in medicine and physiology, a method of continuous graphic recording of variations in the volume of a human or animal organ as modified by the circulation of blood. Plethysmography is used to study cardiovascular function and changes in the distribution of blood caused by physical and mental work, fatigue, and emotional responses; it is also used to determine the effects of heat, cold, and tactile and other stimuli and of hypotensive and hypertensive agents. Plethysmography is used in clinical analysis to evaluate vascular tonus and elasticity, pulse volume, and central nervous system function and to investigate corticovisceral functioning by registering the reaction of blood vessels to stimuli.

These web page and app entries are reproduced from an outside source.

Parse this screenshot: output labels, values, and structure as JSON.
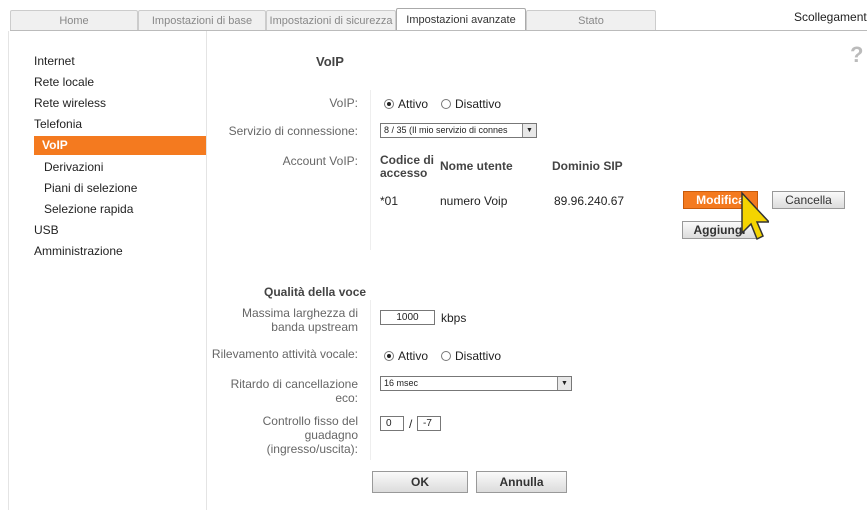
{
  "tabs": [
    {
      "label": "Home"
    },
    {
      "label": "Impostazioni di base"
    },
    {
      "label": "Impostazioni di sicurezza"
    },
    {
      "label": "Impostazioni avanzate"
    },
    {
      "label": "Stato"
    }
  ],
  "logout_label": "Scollegamento",
  "nav": {
    "items": [
      {
        "label": "Internet"
      },
      {
        "label": "Rete locale"
      },
      {
        "label": "Rete wireless"
      },
      {
        "label": "Telefonia"
      },
      {
        "label": "VoIP"
      },
      {
        "label": "Derivazioni"
      },
      {
        "label": "Piani di selezione"
      },
      {
        "label": "Selezione rapida"
      },
      {
        "label": "USB"
      },
      {
        "label": "Amministrazione"
      }
    ]
  },
  "page_title": "VoIP",
  "help_glyph": "?",
  "voip": {
    "label": "VoIP:",
    "option_on": "Attivo",
    "option_off": "Disattivo"
  },
  "service": {
    "label": "Servizio di connessione:",
    "value": "8 / 35 (Il mio servizio di connes"
  },
  "accounts": {
    "label": "Account VoIP:",
    "col_code": "Codice di accesso",
    "col_code_l1": "Codice di",
    "col_code_l2": "accesso",
    "col_user": "Nome utente",
    "col_domain": "Dominio SIP",
    "rows": [
      {
        "code": "*01",
        "user": "numero Voip",
        "domain": "89.96.240.67"
      }
    ],
    "edit_label": "Modifica",
    "delete_label": "Cancella",
    "add_label": "Aggiungi"
  },
  "quality": {
    "title": "Qualità della voce",
    "bandwidth_label_l1": "Massima larghezza di",
    "bandwidth_label_l2": "banda upstream",
    "bandwidth_value": "1000",
    "bandwidth_unit": "kbps",
    "vad_label": "Rilevamento attività vocale:",
    "vad_on": "Attivo",
    "vad_off": "Disattivo",
    "echo_label_l1": "Ritardo di cancellazione",
    "echo_label_l2": "eco:",
    "echo_value": "16 msec",
    "gain_label_l1": "Controllo fisso del",
    "gain_label_l2": "guadagno",
    "gain_label_l3": "(ingresso/uscita):",
    "gain_in": "0",
    "gain_sep": "/",
    "gain_out": "-7"
  },
  "buttons": {
    "ok": "OK",
    "cancel": "Annulla"
  }
}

Figure 1. Plethysmograph: (1) cylindrical container, (2) rubber cuff, (3) tube connecting bottle to container, (4) tube connecting container to Marey capsule, (5) bottle for water, (6) kymograph

The main part of a very simple plethysmograph (Figure 1) is a container of suitable size and shape in which the part, for example, hand, leg, or finger, is placed. In animal experiments a kidney, heart, or spleen may be studied. The container is filled with water and hermetically sealed. (In Figure 1 a rubber cuff is used.) Changes in the water level in the container reflect fluctuations in blood volume in the organ or part and are recorded in the form of a curve called a plethysmogram. The plethysmogram shows small fluctuations in blood pressure corresponding to pulse and somewhat larger ones corresponding to respiration; large variations reflect vascular reactions to various stimuli. More advanced methods of plethysmography include (1) photoplethysmography, in which light is directed through an organ, such as an ear or finger, onto a photoelectric cell, or light is reflected from the organ, (2) rheoplethysmography, and (3) dielectrography, or rheocardiography. The last two methods are based on the direct recording of fluctuations in the electrical properties of an organ, which reflect the dynamics of the organ’s blood supply.


References in periodicals archive ?
Based on product, the global body composition analyzers market is segmented into Bioimpedance Analyzers (BIA), Dual-Energy X-ray Absorptiometry (DEXA), Skinfold Calipers, Air Displacement Plethysmography (ADP), and Hydrostatic Weighing, wherein the bioimpedance analyzers segment dominates the market with 40.
Odeshoo, Of Penology and Perversity: The Use of Penile Plethysmography on Convicted Child Sex Offenders, 14 Temp.
Interrupter technique versus plethysmography for measurement of respiratory resistance in children with asthma or cystic fibrosis.
These include infant spirometry (raised volume rapid thoracoabdominal compression (RVRTC)), plethysmography, multiple breath inert gas washout tests, forced oscillation technique and the interrupter technique.
We used plethysmography to measure thoracic gas volume (TGV) as described previously (Janosi et al.
Body weight and tail mean blood pressure (MBP) was assessed weekly by tail-cuff plethysmography (Coda-VPR, Kent Scientific, Torrington, CT, USA).
Venous occlusion plethysmography and radionuclide techniques are the most commonly used invasive methods that allow a quantitative description of local and regional blood flow (De Graaff et al.
Endothelial dysfunction, measured by reactive hyperaemia using strain-gauge plethysmography, is an independent predictor of adverse outcome in heart failure.
Pulse plethysmography (PPG) was described in the 1930s (1), prior to the development of the pulse oximeter, and the combination of the two approaches in the modern pulse oximeter allows continuous non-invasive monitoring of arterial oxygenation, pulse rate and pulse plethysmograph waveform analysis (2).
Another study using forearm plethysmography tested a bradykinin B2 receptor antagonist, based on the hypothesis that endogenous bradykinin is a mediator of reperfusion injury (82).
Body fat, weight and volume of the babies were also measured with air displacement plethysmography using the Pea Pod Infant Body Composition System.